The front is basically a repeat of the rear and there isn't much to see there so I didn't bother taking any pictures before, after, or during.
Like the rear, the front end was given a good wire-brushing on the areas selected to primer and paint and the dust blown away by either breath or compressed air.
This time, however, I decided to remove the wheels straight from the get-go for ultimate access to the control arms and shock absorbers which were also painted black. I didn't paint them red like they were to start with because I don't have much Rustolem Regal Red left (awesome color btw) and I didn't want to mask off everything I didn't want to be red. A good amount of work for no gain, really. Black is just as good.
One good coat of primer and one layer of the black enamel. I used the same paint and primer on the front, back, shocks, and exhaust. I didn't go very far with the exhaust, not even to the muffler, so heat isn't a concern for me. If I wanted to go further I would have used something like engine enamel, something made to withstand the heat. The exhaust pipe does get warm in that area, but not hot enough to do anything but turn the paint from glossy to flat over time.
Aside from that, I did have to replace one of my switches, specifically the hood light switch. The illumination LED was going out so I decided to just replace the switch with another that I already had. Unfortunately, no matter what I did, the new switch wouldn't work right. About five attempts later, I decided to change from a push button to a toggle switch instead. Two connections, either off or on, simple. That worked the first try, lol. I'll post a quick pic of that later, but it's really not much to see.
Thank you, and good luck with yours too. You may want to consider the same route I took with mine if you're hurting so much. It won't look as good as your method, still being somewhat rough but nice glossy black looks better than dull brown rust, with paint left over for other areas later if so desired.

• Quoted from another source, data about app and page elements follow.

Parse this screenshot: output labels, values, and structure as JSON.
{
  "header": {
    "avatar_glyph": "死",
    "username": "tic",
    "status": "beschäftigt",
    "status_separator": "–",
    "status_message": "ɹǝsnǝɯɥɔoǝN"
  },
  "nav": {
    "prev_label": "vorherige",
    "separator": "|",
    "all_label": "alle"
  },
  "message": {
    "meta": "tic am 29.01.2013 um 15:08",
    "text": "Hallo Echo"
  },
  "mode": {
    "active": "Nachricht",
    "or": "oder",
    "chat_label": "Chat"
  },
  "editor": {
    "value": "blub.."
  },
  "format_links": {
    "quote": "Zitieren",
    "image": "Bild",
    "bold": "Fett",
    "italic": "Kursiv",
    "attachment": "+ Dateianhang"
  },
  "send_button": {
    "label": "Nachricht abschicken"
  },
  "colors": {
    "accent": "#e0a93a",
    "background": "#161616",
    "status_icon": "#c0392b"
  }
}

Rebuilt my father's old rusty ramps with brand new grade 8 bolts and a coat of primer and regal red by Rustolem. They sure look the part, and here I'm proving they can bear the weight. Yeah, I know the wheels aren't completely in the dip. They didn't have to be for what I was doing.
After heading to a dealership with my mother, I came home and decided to do something about my AC, specifically the smell. It was a little musty, not bad or anything but, you could smell it.
Took the blowermotor out, which to actually remove it I had to remove the cruise servo and unbolt the coolant/washer fluid reservoirs to give it enough clearance. Used soapy water and a brush on the fan cage itself, and used some spray Lysol on the housing. No leaves or debris so that's nice to see. Smells much better.
One other thing I'd like to fix is how the vents sometimes change directions on the highway. Like, it will go from pointing towards you like normal but go to defrost. However today it didn't do that like it did last spring, and I rode it a little hard too. Go figure. Not a huge deal, but I did manage to quiet my belt.
Thanks to EA's advice, I used some dawn and water in a spray bottle and wire brushed each pulley with the belt off, then gave the belt a light brushing too with the same mix. blew it dry with compressed air and took it for a ride on the highway. Speed, lots of air going through, drying everything out all nice. I still want one of these belts, though. I might get one here within the next couple weeks if this one starts to squeak again. If it does, I'll get one headed my way. If it stays quiet, why bother?
In somewhat related news, in preperation of my EFan mod after vacation (about seven weeks from now, leaving July 1st) I'm going to use my scan software (ForScan, highly recommended) to look at the vehicle's computers and get a read on what the temperatures are, what it already is running at at both city and highway driving. I want to keep it around this same range as it's happy here. It only reads in Celsius which is a bummer, but as long as I get a high and low number, that can be easily converted back to F.